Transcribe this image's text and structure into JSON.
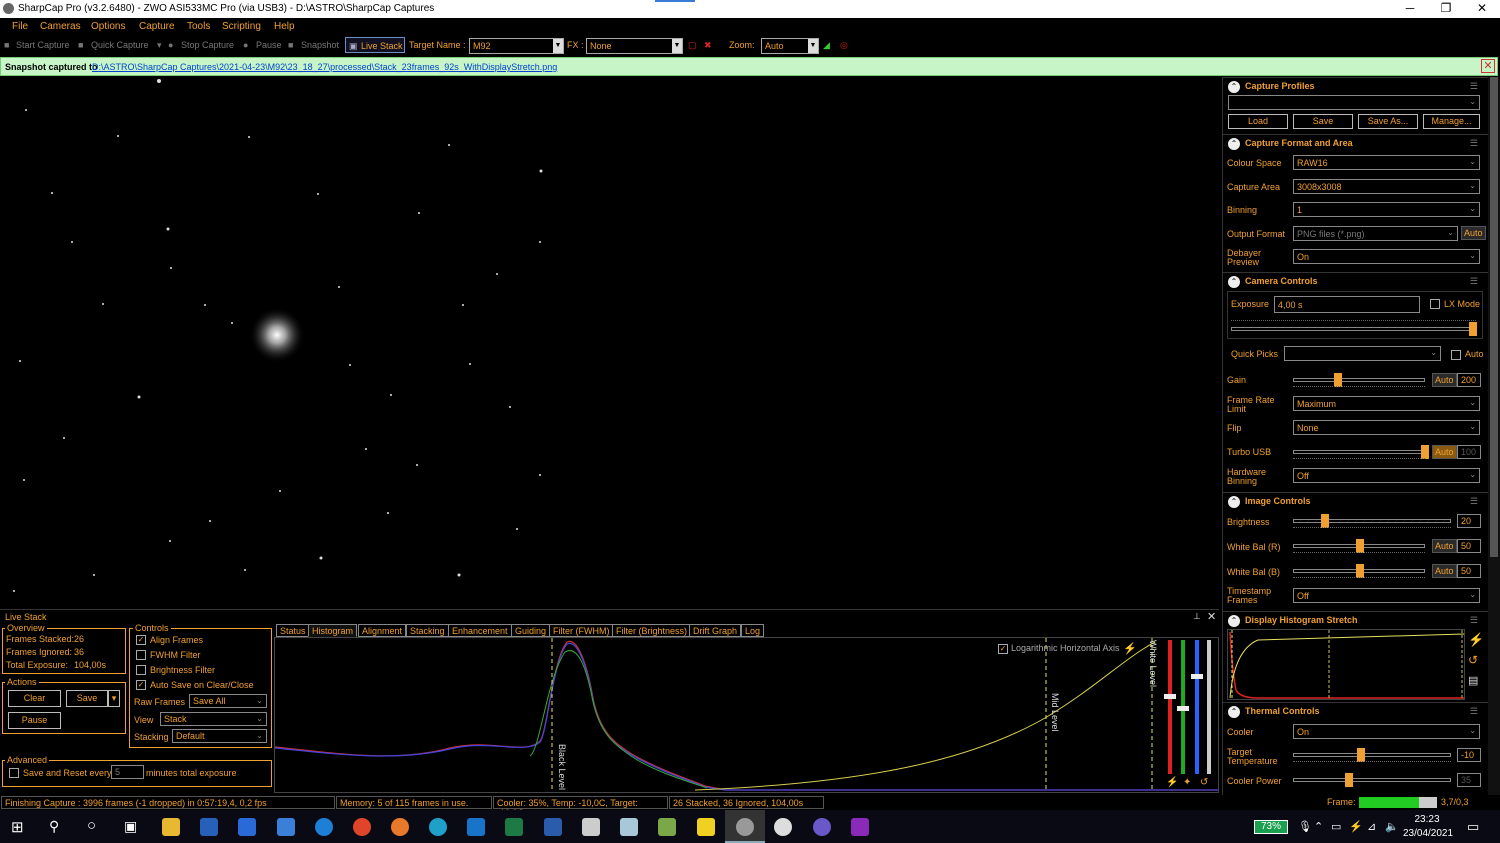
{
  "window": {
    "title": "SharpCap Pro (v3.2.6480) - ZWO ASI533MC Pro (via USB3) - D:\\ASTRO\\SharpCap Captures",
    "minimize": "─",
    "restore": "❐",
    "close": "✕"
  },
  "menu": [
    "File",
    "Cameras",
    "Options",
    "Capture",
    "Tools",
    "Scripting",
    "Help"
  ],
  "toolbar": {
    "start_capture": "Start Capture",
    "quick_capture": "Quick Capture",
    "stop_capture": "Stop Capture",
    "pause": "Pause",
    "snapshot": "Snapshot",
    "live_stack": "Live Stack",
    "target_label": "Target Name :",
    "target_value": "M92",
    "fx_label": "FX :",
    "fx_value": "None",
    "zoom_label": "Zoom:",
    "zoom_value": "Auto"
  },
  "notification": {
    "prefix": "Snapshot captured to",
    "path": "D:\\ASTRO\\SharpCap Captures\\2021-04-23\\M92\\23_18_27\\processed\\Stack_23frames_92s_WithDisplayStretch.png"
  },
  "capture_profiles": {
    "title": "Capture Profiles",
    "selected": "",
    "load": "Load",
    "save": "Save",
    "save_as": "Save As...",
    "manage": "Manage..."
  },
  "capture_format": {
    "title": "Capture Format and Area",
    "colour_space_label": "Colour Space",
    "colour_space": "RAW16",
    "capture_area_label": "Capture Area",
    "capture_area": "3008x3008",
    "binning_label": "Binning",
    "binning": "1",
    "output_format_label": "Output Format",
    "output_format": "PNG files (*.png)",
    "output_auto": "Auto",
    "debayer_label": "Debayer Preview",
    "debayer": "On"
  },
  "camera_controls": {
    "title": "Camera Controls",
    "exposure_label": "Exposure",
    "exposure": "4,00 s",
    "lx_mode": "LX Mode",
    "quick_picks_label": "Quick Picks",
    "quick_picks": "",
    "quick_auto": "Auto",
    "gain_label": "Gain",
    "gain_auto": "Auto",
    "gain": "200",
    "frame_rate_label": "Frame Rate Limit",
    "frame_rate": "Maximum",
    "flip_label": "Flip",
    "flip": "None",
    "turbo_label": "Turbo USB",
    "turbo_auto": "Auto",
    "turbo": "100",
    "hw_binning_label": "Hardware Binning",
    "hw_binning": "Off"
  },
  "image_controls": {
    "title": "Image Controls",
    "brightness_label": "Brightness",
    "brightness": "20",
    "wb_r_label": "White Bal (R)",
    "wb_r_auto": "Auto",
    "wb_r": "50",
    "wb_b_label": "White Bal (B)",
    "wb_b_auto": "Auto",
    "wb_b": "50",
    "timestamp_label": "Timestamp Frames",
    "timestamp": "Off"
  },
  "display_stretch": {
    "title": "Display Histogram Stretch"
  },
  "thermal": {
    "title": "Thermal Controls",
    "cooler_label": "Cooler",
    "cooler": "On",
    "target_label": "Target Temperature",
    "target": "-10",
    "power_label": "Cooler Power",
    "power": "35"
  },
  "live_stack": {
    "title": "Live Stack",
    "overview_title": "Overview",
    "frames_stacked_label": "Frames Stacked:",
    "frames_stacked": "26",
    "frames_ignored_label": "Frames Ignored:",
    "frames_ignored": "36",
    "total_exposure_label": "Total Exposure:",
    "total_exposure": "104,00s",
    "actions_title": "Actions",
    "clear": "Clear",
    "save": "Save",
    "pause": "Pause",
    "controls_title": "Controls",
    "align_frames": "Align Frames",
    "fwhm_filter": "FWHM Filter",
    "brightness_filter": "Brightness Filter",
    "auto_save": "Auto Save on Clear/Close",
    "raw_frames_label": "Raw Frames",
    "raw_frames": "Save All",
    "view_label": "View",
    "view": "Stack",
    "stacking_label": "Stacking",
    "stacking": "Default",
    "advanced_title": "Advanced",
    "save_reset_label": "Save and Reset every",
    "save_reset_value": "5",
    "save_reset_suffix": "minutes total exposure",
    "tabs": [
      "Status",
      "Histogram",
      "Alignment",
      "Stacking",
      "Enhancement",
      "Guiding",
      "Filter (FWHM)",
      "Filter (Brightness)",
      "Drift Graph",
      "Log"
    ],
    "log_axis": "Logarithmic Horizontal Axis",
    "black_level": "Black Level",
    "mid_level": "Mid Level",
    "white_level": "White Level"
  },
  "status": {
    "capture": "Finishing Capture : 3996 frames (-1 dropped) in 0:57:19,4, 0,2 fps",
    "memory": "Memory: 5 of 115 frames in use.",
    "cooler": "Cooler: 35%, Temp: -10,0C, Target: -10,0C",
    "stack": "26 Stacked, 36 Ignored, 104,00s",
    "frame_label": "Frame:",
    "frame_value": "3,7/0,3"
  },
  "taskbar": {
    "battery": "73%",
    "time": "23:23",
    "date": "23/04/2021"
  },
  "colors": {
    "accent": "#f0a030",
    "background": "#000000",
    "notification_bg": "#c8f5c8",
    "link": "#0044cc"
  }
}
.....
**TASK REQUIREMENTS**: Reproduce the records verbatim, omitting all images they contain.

**ANSWER SPACE**:
Transcribe this image's text and structure into JSON.
{
  "window": {
    "title": "SharpCap Pro (v3.2.6480) - ZWO ASI533MC Pro (via USB3) - D:\\ASTRO\\SharpCap Captures",
    "minimize": "─",
    "restore": "❐",
    "close": "✕"
  },
  "menu": [
    "File",
    "Cameras",
    "Options",
    "Capture",
    "Tools",
    "Scripting",
    "Help"
  ],
  "toolbar": {
    "start_capture": "Start Capture",
    "quick_capture": "Quick Capture",
    "stop_capture": "Stop Capture",
    "pause": "Pause",
    "snapshot": "Snapshot",
    "live_stack": "Live Stack",
    "target_label": "Target Name :",
    "target_value": "M92",
    "fx_label": "FX :",
    "fx_value": "None",
    "zoom_label": "Zoom:",
    "zoom_value": "Auto"
  },
  "notification": {
    "prefix": "Snapshot captured to",
    "path": "D:\\ASTRO\\SharpCap Captures\\2021-04-23\\M92\\23_18_27\\processed\\Stack_23frames_92s_WithDisplayStretch.png"
  },
  "capture_profiles": {
    "title": "Capture Profiles",
    "selected": "",
    "load": "Load",
    "save": "Save",
    "save_as": "Save As...",
    "manage": "Manage..."
  },
  "capture_format": {
    "title": "Capture Format and Area",
    "colour_space_label": "Colour Space",
    "colour_space": "RAW16",
    "capture_area_label": "Capture Area",
    "capture_area": "3008x3008",
    "binning_label": "Binning",
    "binning": "1",
    "output_format_label": "Output Format",
    "output_format": "PNG files (*.png)",
    "output_auto": "Auto",
    "debayer_label": "Debayer Preview",
    "debayer": "On"
  },
  "camera_controls": {
    "title": "Camera Controls",
    "exposure_label": "Exposure",
    "exposure": "4,00 s",
    "lx_mode": "LX Mode",
    "quick_picks_label": "Quick Picks",
    "quick_picks": "",
    "quick_auto": "Auto",
    "gain_label": "Gain",
    "gain_auto": "Auto",
    "gain": "200",
    "frame_rate_label": "Frame Rate Limit",
    "frame_rate": "Maximum",
    "flip_label": "Flip",
    "flip": "None",
    "turbo_label": "Turbo USB",
    "turbo_auto": "Auto",
    "turbo": "100",
    "hw_binning_label": "Hardware Binning",
    "hw_binning": "Off"
  },
  "image_controls": {
    "title": "Image Controls",
    "brightness_label": "Brightness",
    "brightness": "20",
    "wb_r_label": "White Bal (R)",
    "wb_r_auto": "Auto",
    "wb_r": "50",
    "wb_b_label": "White Bal (B)",
    "wb_b_auto": "Auto",
    "wb_b": "50",
    "timestamp_label": "Timestamp Frames",
    "timestamp": "Off"
  },
  "display_stretch": {
    "title": "Display Histogram Stretch"
  },
  "thermal": {
    "title": "Thermal Controls",
    "cooler_label": "Cooler",
    "cooler": "On",
    "target_label": "Target Temperature",
    "target": "-10",
    "power_label": "Cooler Power",
    "power": "35"
  },
  "live_stack": {
    "title": "Live Stack",
    "overview_title": "Overview",
    "frames_stacked_label": "Frames Stacked:",
    "frames_stacked": "26",
    "frames_ignored_label": "Frames Ignored:",
    "frames_ignored": "36",
    "total_exposure_label": "Total Exposure:",
    "total_exposure": "104,00s",
    "actions_title": "Actions",
    "clear": "Clear",
    "save": "Save",
    "pause": "Pause",
    "controls_title": "Controls",
    "align_frames": "Align Frames",
    "fwhm_filter": "FWHM Filter",
    "brightness_filter": "Brightness Filter",
    "auto_save": "Auto Save on Clear/Close",
    "raw_frames_label": "Raw Frames",
    "raw_frames": "Save All",
    "view_label": "View",
    "view": "Stack",
    "stacking_label": "Stacking",
    "stacking": "Default",
    "advanced_title": "Advanced",
    "save_reset_label": "Save and Reset every",
    "save_reset_value": "5",
    "save_reset_suffix": "minutes total exposure",
    "tabs": [
      "Status",
      "Histogram",
      "Alignment",
      "Stacking",
      "Enhancement",
      "Guiding",
      "Filter (FWHM)",
      "Filter (Brightness)",
      "Drift Graph",
      "Log"
    ],
    "log_axis": "Logarithmic Horizontal Axis",
    "black_level": "Black Level",
    "mid_level": "Mid Level",
    "white_level": "White Level"
  },
  "status": {
    "capture": "Finishing Capture : 3996 frames (-1 dropped) in 0:57:19,4, 0,2 fps",
    "memory": "Memory: 5 of 115 frames in use.",
    "cooler": "Cooler: 35%, Temp: -10,0C, Target: -10,0C",
    "stack": "26 Stacked, 36 Ignored, 104,00s",
    "frame_label": "Frame:",
    "frame_value": "3,7/0,3"
  },
  "taskbar": {
    "battery": "73%",
    "time": "23:23",
    "date": "23/04/2021"
  },
  "colors": {
    "accent": "#f0a030",
    "background": "#000000",
    "notification_bg": "#c8f5c8",
    "link": "#0044cc"
  }
}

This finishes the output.